Over square slices of cake and scoops of vanilla bean ice cream, we ate dessert.
Kelly’s ice cream melted into the edge of her cake. The spoon clinked against the plate. She narrowed her eyes.
“I’m getting my hair cut tomorrow over at Shelby’s salon,” she told me. “At 6:30. Mom and Dad want me to get a ‘cutie pixie,’ but I kind of want to buzz it all. I don’t want to see my hair fall out into chunks.”
My eyes gravitated towards her dark brown waves pulled back into a ponytail. Threads of rainbow—purple, pink, blues—peeked through the brunette strands.

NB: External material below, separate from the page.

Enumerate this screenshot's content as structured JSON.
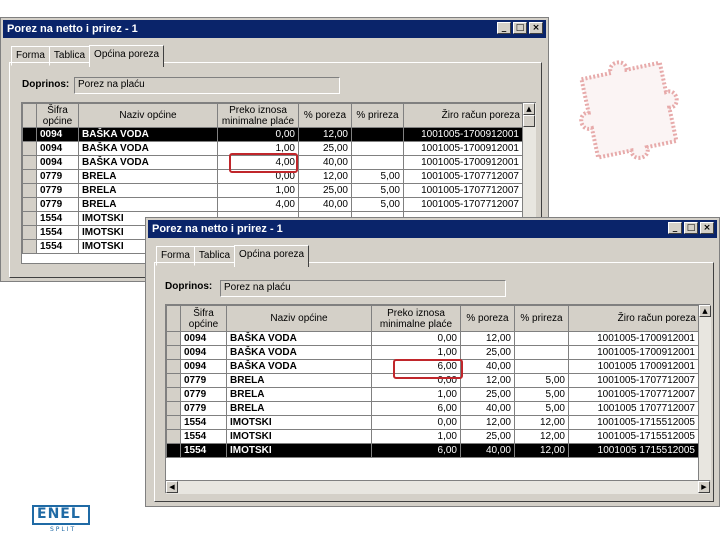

The colors were the latest look courtesy of our friend Shelby’s hair expertise. “If I’m going to lose it anyway, I might as well do something fun,” Kelly reasoned. Her rainbow hair looked positively unicorn. Rebellious. Beautiful.
“How short do you think you’ll go?” I now asked.
Next to me, Shane slipped off his ball cap. He pointed to his buzzcut wordlessly, the hair more fuzz than hair.
“Like that,” Kelly pointed to her husband’s head.
The abrupt shortness of the hairstyle caught me off guard. Like the lumens imbedded in her chest, this haircut—this buzzcut— would be another visual representation of the cancer clogging Kelly’s body.
“What do the chunks of hair falling out represent to you that you want to avoid?” I asked.
“I just think it would be hard to see my hair on the pillow.” She crinkled her eyebrows thoughtfully. “And in a way, I guess, to feel a sense of control.”
I nodded. It made sense.
Kelly’s gaze shifted to the sliding glass door. In the corner of the yard, a batch of yellow Black-eyed Susan flowers swayed in the summer breeze. Fall is knocking on our door. The leaves are already blushing from the evening cold.
“Daddy said to say goodbye to my flowers before I leave,” she said wistfully. “Because they’ll be dead when I come home.”
Following the chemotherapy and transplant, the hospital will immediately admit Kelly to a room. After weeks of monitoring and tests, she will return home to receive constant and crucial care from her family. The chemo’s bullying side effects that will impact Kelly—mouth sores, loss of appetite, bleeding, hair loss—is a long list, all documented in black ink on a white handout from the hospital.
We threw away our empty takeout containers. I grabbed my leftovers, placed them back into the brown Olive Garden bag, took the bag by the handle and headed to the back door. Photos of Kelly and Shane smiled behind the picture frames’ glass as I turned to face them standing in front of me.
Shane wrapped me in a goodbye hug, then Kelly. Arms around the back, not one of those flimsy one-armed side hugs. Hugs like these are given out freely and generously within our crew these days. Like our arms will keep our feet planted on the ground, if only to keep us all from floating away.
“Love you,” I whispered in Kelly’s ear.
“Love you, too.” She squeezed me tighter.
My car had clung to the garlic-butter smell of breadsticks. The smell wafted to my nostrils as I climbed into the driver seat.
It still feels like a punch in the gut to face the facts of this situation, this diagnosis, this reality. But no one said the facts are always beautiful. No one said the facts have to be easy, or smooth. Facts are often rugged, and bruised, and gnarled. They’re the seasoned boxers that won’t back down in the ring. Round after round, the facts remain.
But so do we.